Hybrid SSHDs can offer a good compromise, boosting the performance of HDDs for typical lightweight consumer workloads at a reasonable cost. But for more storage-intensive needs, they usually fall short of pure SSD performance.

How can I maintain and care for my hard disk drives?

To maximize the longevity and performance of your hard disk storage, follow these HDD care tips:

– Handle with care – Disk drives contain sensitive mechanical components and very close head/ platter tolerances. Avoid shocks, drops, and excessive vibration.

– Allow adequate ventilation – Closely stacked drives can overheat. Leave space between drives and casing walls, use fans to promote airflow if necessary.

– Stay within operating temps – HDDs function best at 50-95°F. Excessive heat can shorten the lifespan over time.

– Keep drivers and firmware updated – Update HDD drivers and disk firmware when available to fix bugs and improve performance.

– Allow drives to spin down when not in use – Avoid needlessly keeping drives spun up as it causes extra wear. Manage power settings appropriately.

– Use surge protection – Use surge protectors or UPS battery backups to guard against power spikes that could damage components.

– Handle drives carefully when transporting PC cases – Always lay the case flat, avoid drops, and use padding if shipping.

– Perform regular backups – HDDs can fail unexpectedly. Always maintain backups of critical data on separate drives.

With proper care and maintenance best practices, even budget hard disk drives can deliver reliable function for 3-5 years on average. This can be extended further in more optimal operating environments with lower workloads.

What are signs that my hard disk drive may be failing?

Watch for these warning signs of potential HDD failure:

– Unusual new noises – Scraping, grinding, clicking or squealing sounds point to mechanical issues.

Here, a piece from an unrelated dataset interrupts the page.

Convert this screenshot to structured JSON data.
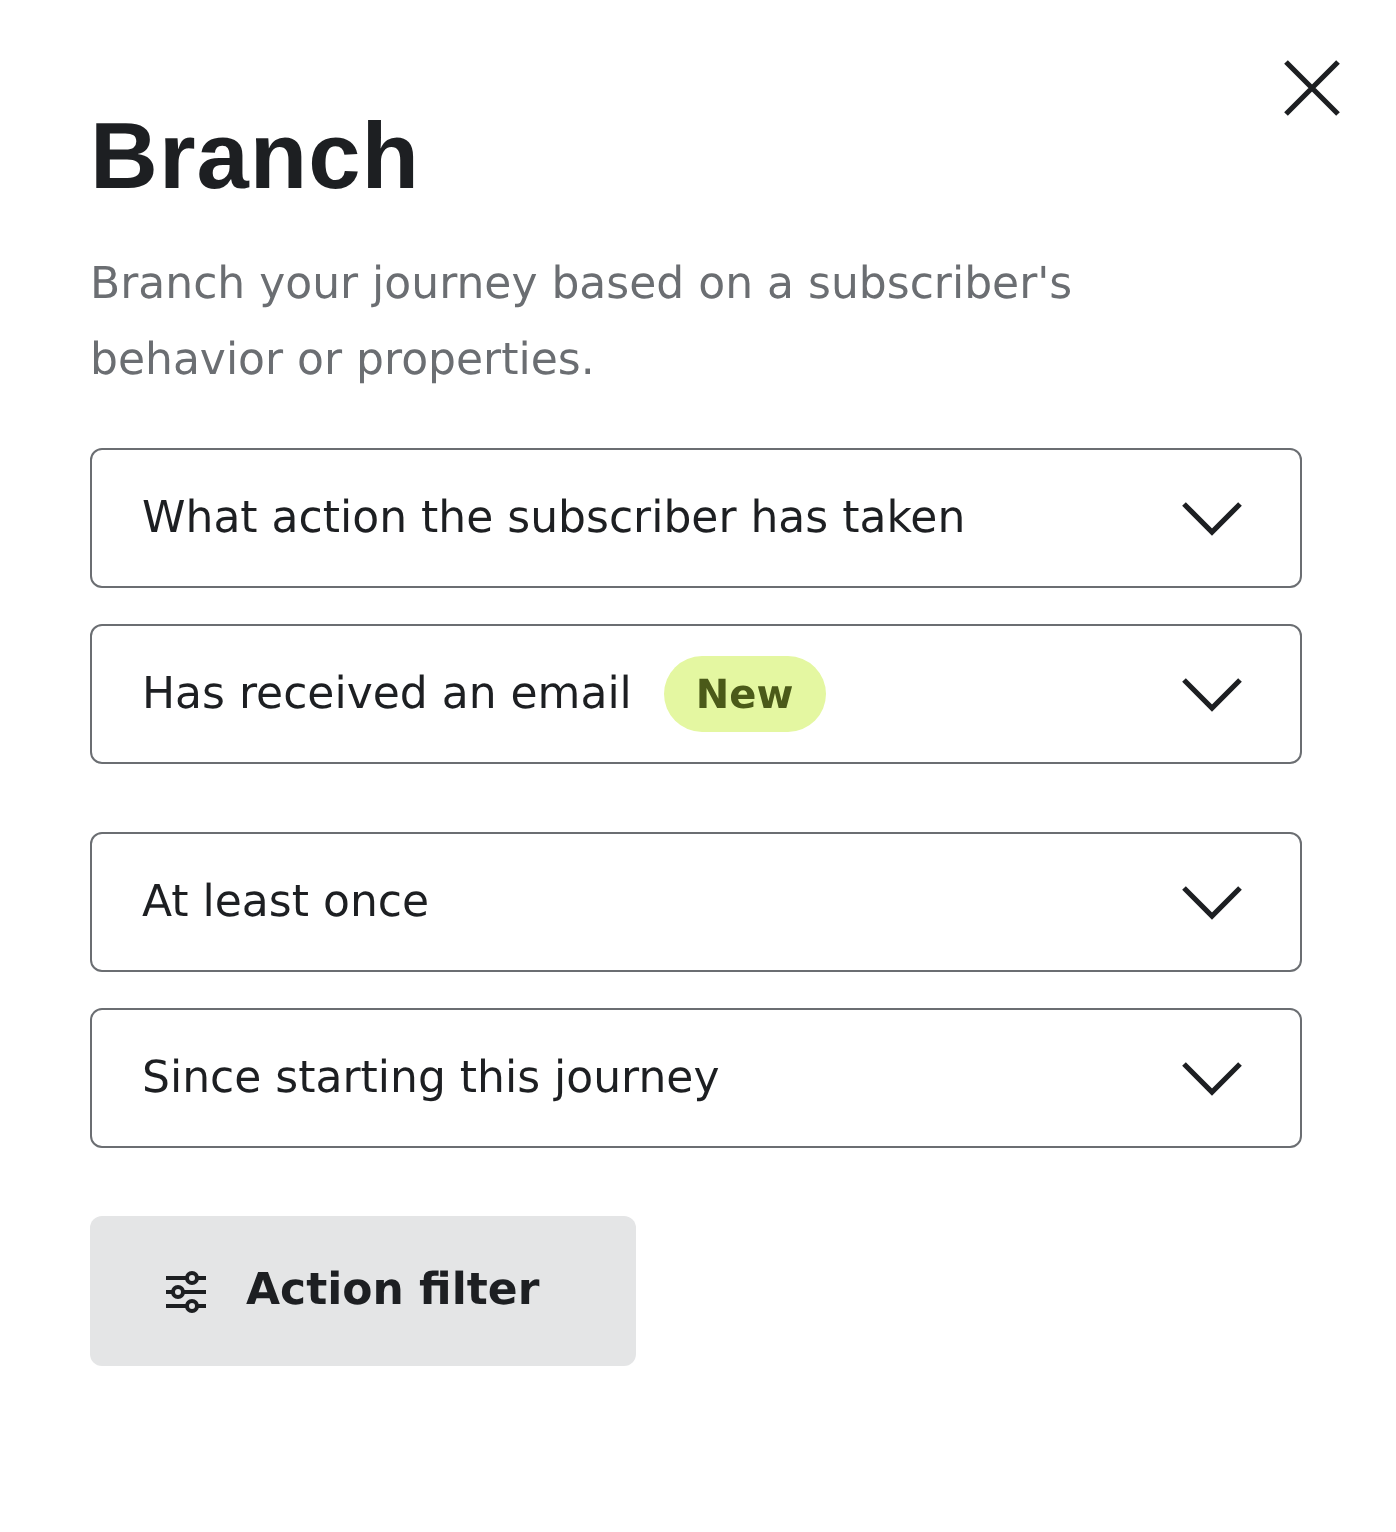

Knocking noises may indicate drive head problems.

– SMART errors reported – Disk utility SMART status monitors can detect drive hardware problems before outright failure occurs.

– Increased file access times – Gradually slowing disk performance and very slow boot times signal the drive is having trouble accessing data.

– Difficulty detecting drive – BIOS or OS has trouble detecting the drive at boot. The drive may not spin up properly.

– Read/write errors – I/O failures and inability to access data points to component degradation. CRC errors also indicate problems.

– Failure to spin up – Drive does not respond at power up or does not spin up to operating RPM speed due to motor or controller issues.

– Drive feels excessively warm – Overheating shortens lifespan. Inadequate cooling causes higher operating temps.

While the first signs often appear gradually, HDD problems can quickly snowball into complete failure once head crash or motor issues occur. Schedule backups and power down the drive if any unusual noises, long access times, or SMART errors appear.


In summary, while solid state drives are taking over many roles previously served by hard disk drives, HDDs still excel in providing affordable high capacity storage for consumer PCs and business data servers. Hard disks feature proven and mature technology that delivers good bang for the buck. Just be mindful of the limitations around performance, noise, heat and physical robustness compared to SSDs. With proper precautions and maintenance, HDDs can reliably satisfy most mass storage needs. Choose HDDs for that secondary data drive or cost-effective backup solution.